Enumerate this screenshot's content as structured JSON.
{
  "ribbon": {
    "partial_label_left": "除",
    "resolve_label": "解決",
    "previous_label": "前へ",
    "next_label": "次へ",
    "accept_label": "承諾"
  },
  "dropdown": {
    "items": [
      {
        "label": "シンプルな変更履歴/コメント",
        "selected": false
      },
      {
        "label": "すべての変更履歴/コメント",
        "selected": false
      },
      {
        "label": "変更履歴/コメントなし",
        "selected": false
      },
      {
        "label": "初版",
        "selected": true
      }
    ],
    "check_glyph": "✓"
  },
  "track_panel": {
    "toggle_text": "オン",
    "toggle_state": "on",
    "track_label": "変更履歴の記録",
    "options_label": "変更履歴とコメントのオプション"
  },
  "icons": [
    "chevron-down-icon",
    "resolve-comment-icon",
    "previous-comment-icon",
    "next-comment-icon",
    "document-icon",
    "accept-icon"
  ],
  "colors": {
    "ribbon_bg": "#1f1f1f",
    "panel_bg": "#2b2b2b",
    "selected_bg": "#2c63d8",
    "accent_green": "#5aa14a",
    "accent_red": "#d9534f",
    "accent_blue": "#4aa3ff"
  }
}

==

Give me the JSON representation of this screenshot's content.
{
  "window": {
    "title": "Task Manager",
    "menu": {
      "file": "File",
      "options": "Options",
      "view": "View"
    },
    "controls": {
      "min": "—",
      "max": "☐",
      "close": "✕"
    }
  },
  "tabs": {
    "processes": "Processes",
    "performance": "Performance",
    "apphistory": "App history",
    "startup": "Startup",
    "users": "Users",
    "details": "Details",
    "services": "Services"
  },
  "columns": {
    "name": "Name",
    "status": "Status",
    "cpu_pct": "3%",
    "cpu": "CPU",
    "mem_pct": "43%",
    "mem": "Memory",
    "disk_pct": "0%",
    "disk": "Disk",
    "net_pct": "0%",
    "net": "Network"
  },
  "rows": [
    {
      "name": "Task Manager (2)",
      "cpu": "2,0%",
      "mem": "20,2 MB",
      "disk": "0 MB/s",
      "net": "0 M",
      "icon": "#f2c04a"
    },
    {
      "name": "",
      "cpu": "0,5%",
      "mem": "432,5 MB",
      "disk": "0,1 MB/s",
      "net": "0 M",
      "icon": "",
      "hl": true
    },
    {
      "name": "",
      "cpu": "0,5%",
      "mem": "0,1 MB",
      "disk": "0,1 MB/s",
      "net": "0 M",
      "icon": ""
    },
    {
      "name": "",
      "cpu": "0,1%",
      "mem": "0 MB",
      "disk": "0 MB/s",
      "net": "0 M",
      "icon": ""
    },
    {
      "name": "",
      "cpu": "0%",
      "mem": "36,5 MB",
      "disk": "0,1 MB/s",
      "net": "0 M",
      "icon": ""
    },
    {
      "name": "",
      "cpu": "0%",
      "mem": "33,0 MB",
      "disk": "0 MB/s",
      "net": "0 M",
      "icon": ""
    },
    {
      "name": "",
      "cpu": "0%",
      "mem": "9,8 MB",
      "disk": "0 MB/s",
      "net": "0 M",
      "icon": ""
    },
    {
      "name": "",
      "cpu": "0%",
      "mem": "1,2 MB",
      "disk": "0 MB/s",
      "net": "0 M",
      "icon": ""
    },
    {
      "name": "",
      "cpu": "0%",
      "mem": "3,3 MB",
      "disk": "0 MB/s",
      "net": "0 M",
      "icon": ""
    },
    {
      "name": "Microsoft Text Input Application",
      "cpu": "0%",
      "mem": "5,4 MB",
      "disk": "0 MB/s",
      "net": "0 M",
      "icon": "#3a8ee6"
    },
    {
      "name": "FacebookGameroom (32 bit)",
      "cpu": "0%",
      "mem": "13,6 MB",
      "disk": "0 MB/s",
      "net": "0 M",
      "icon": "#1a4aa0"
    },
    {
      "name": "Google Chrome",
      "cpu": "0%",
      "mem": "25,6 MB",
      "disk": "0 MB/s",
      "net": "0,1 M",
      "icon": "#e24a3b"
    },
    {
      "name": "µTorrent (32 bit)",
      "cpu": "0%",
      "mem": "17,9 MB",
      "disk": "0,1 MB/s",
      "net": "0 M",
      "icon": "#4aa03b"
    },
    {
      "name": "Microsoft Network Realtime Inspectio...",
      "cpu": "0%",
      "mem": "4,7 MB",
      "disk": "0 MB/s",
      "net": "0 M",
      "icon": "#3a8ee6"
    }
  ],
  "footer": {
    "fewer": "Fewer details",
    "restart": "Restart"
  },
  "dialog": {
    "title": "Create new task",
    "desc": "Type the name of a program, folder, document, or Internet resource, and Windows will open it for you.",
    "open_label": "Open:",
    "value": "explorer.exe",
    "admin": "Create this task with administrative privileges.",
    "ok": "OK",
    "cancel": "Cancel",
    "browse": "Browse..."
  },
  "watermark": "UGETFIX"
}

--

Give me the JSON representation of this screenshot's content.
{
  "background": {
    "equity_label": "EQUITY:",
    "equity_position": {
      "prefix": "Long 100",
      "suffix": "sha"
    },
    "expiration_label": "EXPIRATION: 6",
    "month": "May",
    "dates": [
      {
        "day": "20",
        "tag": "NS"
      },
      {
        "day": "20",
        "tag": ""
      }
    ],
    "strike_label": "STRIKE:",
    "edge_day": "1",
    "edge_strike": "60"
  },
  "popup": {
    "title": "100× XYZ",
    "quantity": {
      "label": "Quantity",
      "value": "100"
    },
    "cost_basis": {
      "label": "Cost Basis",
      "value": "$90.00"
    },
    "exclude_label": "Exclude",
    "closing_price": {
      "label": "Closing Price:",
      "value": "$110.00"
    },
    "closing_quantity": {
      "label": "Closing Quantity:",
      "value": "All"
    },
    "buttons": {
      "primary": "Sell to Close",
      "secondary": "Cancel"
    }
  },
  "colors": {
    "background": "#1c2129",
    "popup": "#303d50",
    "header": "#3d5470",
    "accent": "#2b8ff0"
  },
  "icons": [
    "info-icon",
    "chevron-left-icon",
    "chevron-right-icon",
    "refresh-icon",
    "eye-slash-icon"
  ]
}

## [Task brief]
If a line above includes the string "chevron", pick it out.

## [Answer section]
    "chevron-down-icon",
    "chevron-left-icon",
    "chevron-right-icon",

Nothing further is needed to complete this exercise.